Output each record exactly. Leave none out.

─── STORED DATA

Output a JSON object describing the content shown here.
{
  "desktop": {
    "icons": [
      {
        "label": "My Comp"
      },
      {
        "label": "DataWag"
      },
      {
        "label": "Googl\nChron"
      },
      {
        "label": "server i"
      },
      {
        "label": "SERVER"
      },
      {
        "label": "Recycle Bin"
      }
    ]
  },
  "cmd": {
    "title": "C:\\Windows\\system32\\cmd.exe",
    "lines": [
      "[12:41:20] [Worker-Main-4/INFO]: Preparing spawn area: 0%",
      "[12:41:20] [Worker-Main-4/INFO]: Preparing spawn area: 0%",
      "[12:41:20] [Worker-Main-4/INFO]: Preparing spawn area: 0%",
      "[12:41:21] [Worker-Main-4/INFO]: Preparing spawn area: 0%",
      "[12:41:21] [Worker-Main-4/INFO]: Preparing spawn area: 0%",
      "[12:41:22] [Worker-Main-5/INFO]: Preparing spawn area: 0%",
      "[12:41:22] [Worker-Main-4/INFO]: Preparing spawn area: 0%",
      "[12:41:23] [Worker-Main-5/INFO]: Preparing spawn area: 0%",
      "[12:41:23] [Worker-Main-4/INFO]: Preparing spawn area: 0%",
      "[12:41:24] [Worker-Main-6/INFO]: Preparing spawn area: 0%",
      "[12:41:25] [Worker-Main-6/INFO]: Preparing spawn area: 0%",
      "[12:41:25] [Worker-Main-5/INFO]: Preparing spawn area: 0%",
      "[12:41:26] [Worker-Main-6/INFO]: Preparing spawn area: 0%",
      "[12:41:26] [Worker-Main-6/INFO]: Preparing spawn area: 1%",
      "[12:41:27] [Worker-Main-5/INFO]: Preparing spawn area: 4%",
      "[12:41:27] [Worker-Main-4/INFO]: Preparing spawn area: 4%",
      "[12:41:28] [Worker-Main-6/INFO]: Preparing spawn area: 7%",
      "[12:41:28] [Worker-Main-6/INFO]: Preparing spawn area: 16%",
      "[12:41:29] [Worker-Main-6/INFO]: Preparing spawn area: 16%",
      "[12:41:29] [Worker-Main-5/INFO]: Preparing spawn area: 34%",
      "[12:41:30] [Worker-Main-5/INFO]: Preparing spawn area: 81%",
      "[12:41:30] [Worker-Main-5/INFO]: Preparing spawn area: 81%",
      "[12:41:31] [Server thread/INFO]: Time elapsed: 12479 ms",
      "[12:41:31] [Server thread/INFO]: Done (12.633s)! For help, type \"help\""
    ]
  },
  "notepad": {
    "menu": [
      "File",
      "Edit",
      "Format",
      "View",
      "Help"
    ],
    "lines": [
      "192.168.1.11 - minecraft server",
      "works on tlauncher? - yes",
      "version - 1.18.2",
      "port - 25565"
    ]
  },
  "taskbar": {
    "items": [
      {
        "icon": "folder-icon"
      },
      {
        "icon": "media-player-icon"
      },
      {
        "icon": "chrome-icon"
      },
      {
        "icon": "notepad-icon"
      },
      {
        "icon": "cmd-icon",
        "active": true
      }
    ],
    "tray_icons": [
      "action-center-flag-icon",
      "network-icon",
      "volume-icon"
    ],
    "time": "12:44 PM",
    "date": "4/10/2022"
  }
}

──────

ANSWER SPACE:
Output a JSON object describing the content shown here.
{
  "desktop": {
    "icons": [
      {
        "label": "My Comp"
      },
      {
        "label": "DataWag"
      },
      {
        "label": "Googl\nChron"
      },
      {
        "label": "server i"
      },
      {
        "label": "SERVER"
      },
      {
        "label": "Recycle Bin"
      }
    ]
  },
  "cmd": {
    "title": "C:\\Windows\\system32\\cmd.exe",
    "lines": [
      "[12:41:20] [Worker-Main-4/INFO]: Preparing spawn area: 0%",
      "[12:41:20] [Worker-Main-4/INFO]: Preparing spawn area: 0%",
      "[12:41:20] [Worker-Main-4/INFO]: Preparing spawn area: 0%",
      "[12:41:21] [Worker-Main-4/INFO]: Preparing spawn area: 0%",
      "[12:41:21] [Worker-Main-4/INFO]: Preparing spawn area: 0%",
      "[12:41:22] [Worker-Main-5/INFO]: Preparing spawn area: 0%",
      "[12:41:22] [Worker-Main-4/INFO]: Preparing spawn area: 0%",
      "[12:41:23] [Worker-Main-5/INFO]: Preparing spawn area: 0%",
      "[12:41:23] [Worker-Main-4/INFO]: Preparing spawn area: 0%",
      "[12:41:24] [Worker-Main-6/INFO]: Preparing spawn area: 0%",
      "[12:41:25] [Worker-Main-6/INFO]: Preparing spawn area: 0%",
      "[12:41:25] [Worker-Main-5/INFO]: Preparing spawn area: 0%",
      "[12:41:26] [Worker-Main-6/INFO]: Preparing spawn area: 0%",
      "[12:41:26] [Worker-Main-6/INFO]: Preparing spawn area: 1%",
      "[12:41:27] [Worker-Main-5/INFO]: Preparing spawn area: 4%",
      "[12:41:27] [Worker-Main-4/INFO]: Preparing spawn area: 4%",
      "[12:41:28] [Worker-Main-6/INFO]: Preparing spawn area: 7%",
      "[12:41:28] [Worker-Main-6/INFO]: Preparing spawn area: 16%",
      "[12:41:29] [Worker-Main-6/INFO]: Preparing spawn area: 16%",
      "[12:41:29] [Worker-Main-5/INFO]: Preparing spawn area: 34%",
      "[12:41:30] [Worker-Main-5/INFO]: Preparing spawn area: 81%",
      "[12:41:30] [Worker-Main-5/INFO]: Preparing spawn area: 81%",
      "[12:41:31] [Server thread/INFO]: Time elapsed: 12479 ms",
      "[12:41:31] [Server thread/INFO]: Done (12.633s)! For help, type \"help\""
    ]
  },
  "notepad": {
    "menu": [
      "File",
      "Edit",
      "Format",
      "View",
      "Help"
    ],
    "lines": [
      "192.168.1.11 - minecraft server",
      "works on tlauncher? - yes",
      "version - 1.18.2",
      "port - 25565"
    ]
  },
  "taskbar": {
    "items": [
      {
        "icon": "folder-icon"
      },
      {
        "icon": "media-player-icon"
      },
      {
        "icon": "chrome-icon"
      },
      {
        "icon": "notepad-icon"
      },
      {
        "icon": "cmd-icon",
        "active": true
      }
    ],
    "tray_icons": [
      "action-center-flag-icon",
      "network-icon",
      "volume-icon"
    ],
    "time": "12:44 PM",
    "date": "4/10/2022"
  }
}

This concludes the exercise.